Task: Wherever the word "triangle" appears in a line of the records, copy that line.

Entries taken from a collection
== == ==
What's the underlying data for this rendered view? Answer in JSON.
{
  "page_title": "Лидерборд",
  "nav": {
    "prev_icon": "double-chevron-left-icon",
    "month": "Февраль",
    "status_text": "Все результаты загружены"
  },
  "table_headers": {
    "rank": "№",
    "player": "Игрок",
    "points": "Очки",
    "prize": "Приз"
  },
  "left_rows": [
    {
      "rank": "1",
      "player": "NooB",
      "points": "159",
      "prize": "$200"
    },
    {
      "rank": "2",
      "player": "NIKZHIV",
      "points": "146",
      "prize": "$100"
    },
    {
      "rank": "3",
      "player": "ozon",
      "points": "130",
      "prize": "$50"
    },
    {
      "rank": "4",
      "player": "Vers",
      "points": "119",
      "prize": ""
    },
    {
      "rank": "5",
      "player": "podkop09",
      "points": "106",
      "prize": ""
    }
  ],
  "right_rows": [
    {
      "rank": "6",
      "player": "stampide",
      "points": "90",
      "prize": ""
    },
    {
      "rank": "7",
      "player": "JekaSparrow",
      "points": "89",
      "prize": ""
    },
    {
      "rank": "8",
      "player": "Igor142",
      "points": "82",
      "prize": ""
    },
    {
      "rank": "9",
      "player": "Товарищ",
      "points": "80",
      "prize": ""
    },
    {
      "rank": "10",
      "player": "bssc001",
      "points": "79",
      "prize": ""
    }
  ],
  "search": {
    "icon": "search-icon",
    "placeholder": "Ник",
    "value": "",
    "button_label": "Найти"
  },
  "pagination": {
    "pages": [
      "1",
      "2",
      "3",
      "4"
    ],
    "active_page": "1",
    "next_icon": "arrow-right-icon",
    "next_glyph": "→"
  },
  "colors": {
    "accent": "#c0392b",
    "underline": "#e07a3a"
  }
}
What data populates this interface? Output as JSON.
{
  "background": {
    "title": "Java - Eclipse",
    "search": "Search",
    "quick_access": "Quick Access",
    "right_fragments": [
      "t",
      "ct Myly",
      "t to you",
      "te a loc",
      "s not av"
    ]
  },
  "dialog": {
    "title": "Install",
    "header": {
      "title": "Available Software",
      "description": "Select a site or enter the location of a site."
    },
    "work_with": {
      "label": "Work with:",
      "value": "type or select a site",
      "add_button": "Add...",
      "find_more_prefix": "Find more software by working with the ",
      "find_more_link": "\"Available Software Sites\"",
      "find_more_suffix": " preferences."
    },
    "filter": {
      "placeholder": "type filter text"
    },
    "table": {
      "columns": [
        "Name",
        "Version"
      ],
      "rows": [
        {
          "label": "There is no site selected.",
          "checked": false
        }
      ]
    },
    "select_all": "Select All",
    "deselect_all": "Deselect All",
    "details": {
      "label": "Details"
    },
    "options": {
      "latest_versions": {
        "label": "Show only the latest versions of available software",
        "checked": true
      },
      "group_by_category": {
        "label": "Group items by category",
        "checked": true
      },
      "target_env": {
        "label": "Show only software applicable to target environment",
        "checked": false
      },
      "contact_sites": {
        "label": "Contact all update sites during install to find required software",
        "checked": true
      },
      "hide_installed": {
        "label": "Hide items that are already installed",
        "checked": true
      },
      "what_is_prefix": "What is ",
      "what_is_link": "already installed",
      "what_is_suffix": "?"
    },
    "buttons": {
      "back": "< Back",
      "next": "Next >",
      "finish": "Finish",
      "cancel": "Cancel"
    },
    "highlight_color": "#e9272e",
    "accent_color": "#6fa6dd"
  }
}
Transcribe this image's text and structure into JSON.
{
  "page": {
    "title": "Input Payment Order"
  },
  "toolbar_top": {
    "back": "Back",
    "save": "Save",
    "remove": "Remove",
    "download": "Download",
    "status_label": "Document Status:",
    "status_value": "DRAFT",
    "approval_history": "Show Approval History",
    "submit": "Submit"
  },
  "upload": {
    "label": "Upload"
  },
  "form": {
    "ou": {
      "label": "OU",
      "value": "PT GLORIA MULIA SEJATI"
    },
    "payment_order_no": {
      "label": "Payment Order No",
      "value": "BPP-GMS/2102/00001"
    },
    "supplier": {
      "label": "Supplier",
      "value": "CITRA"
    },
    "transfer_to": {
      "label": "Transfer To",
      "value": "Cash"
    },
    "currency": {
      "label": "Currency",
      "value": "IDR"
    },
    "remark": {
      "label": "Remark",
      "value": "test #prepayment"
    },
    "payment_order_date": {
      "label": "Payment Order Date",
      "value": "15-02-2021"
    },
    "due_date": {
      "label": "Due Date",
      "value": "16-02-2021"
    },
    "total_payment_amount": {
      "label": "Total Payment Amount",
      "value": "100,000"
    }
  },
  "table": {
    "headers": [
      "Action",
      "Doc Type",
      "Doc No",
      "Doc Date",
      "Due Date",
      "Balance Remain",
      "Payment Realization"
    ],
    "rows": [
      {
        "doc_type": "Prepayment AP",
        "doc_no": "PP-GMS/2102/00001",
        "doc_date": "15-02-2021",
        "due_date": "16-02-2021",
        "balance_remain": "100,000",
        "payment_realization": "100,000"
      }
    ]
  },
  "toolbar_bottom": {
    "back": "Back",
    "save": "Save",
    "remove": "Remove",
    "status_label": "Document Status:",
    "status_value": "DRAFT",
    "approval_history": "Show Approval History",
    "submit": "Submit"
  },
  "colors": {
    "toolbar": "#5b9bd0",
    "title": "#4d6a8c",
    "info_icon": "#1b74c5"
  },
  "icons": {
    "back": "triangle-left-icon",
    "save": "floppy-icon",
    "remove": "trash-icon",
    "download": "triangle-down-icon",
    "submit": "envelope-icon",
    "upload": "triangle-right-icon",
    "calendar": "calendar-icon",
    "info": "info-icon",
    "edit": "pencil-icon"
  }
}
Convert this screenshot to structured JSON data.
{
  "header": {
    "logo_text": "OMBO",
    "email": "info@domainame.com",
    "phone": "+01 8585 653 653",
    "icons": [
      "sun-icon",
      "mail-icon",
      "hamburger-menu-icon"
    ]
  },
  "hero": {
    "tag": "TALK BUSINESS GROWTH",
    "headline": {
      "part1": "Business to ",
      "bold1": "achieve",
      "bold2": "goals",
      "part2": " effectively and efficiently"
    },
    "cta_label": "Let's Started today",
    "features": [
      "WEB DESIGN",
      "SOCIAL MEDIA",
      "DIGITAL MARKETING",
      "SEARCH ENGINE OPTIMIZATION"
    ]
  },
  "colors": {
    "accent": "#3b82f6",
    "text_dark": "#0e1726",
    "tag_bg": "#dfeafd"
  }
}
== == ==
Task result:
    "back": "triangle-left-icon",
    "download": "triangle-down-icon",
    "upload": "triangle-right-icon",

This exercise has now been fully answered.